Work task
What lines in the data hold the string "icon"? Show them.

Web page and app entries

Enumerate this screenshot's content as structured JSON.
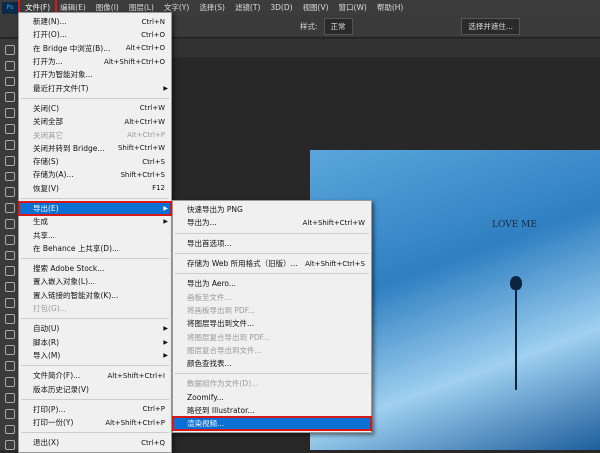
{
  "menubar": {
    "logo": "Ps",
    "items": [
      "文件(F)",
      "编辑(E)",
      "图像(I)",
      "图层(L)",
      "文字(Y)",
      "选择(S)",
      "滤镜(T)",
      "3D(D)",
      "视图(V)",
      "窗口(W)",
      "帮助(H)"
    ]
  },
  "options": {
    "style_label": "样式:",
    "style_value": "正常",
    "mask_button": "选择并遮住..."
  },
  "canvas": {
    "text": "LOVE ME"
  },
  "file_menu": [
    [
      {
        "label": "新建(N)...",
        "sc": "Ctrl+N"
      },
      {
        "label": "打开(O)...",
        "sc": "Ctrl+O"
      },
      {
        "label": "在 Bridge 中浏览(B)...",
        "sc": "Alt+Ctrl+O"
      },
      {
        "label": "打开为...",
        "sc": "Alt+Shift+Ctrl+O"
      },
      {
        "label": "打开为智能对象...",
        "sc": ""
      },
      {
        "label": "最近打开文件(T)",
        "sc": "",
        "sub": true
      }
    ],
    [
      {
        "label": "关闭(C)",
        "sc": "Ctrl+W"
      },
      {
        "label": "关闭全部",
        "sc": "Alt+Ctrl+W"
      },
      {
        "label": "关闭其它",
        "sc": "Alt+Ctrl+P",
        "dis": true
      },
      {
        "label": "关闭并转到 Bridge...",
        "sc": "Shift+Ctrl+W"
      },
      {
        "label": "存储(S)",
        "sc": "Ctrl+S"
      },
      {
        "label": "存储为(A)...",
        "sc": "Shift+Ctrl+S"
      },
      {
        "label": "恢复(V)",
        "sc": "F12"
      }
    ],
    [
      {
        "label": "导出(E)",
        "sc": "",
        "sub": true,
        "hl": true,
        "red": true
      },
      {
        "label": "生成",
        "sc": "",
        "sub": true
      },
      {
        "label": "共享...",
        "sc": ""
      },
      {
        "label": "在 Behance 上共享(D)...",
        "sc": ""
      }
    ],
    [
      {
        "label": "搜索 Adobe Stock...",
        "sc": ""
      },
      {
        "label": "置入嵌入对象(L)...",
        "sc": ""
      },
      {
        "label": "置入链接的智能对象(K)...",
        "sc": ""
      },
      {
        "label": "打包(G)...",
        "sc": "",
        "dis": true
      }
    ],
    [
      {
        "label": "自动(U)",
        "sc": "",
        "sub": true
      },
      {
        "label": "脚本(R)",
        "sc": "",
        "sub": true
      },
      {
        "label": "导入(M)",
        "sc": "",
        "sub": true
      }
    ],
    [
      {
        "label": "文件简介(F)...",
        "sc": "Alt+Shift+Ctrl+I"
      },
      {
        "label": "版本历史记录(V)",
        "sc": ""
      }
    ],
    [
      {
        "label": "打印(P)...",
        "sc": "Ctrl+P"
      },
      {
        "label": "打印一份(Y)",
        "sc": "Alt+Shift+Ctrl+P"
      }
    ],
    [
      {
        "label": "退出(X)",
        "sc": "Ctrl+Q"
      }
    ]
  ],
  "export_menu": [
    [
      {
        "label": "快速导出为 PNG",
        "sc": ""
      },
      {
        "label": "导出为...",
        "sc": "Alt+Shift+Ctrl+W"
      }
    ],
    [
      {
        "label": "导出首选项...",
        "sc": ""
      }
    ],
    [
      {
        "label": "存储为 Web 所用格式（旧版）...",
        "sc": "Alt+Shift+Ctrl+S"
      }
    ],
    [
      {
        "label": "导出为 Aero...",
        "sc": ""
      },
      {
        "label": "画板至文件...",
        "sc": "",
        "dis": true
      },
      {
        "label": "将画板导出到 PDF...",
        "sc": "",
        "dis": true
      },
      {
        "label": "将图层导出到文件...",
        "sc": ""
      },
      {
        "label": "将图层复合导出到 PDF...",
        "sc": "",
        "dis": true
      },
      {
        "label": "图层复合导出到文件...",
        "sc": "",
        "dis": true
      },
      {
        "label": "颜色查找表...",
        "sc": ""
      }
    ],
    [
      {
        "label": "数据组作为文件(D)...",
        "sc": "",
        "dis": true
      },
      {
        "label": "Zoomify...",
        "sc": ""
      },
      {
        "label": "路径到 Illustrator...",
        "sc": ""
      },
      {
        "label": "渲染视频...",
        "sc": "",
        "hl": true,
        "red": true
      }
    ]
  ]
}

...

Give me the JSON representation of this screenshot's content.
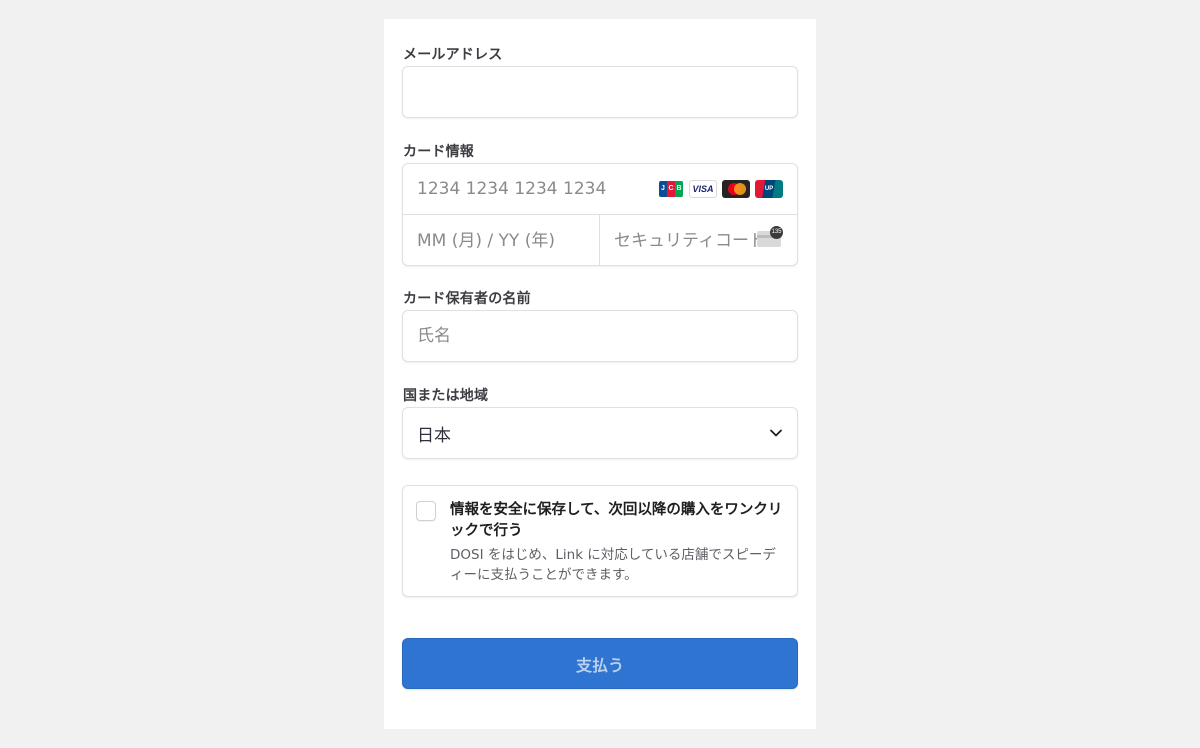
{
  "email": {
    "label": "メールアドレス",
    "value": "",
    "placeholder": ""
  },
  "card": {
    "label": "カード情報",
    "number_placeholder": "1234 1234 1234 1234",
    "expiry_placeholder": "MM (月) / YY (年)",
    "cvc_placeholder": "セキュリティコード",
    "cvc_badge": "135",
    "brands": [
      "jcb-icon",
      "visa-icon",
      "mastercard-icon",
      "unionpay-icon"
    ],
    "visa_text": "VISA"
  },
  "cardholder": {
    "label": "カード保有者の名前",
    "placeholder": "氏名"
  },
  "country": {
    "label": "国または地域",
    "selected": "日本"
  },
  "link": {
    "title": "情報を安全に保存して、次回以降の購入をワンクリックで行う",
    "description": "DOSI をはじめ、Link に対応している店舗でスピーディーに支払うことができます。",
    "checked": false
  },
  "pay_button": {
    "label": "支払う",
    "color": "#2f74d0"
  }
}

Task result
      "jcb-icon",
      "visa-icon",
      "mastercard-icon",
      "unionpay-icon"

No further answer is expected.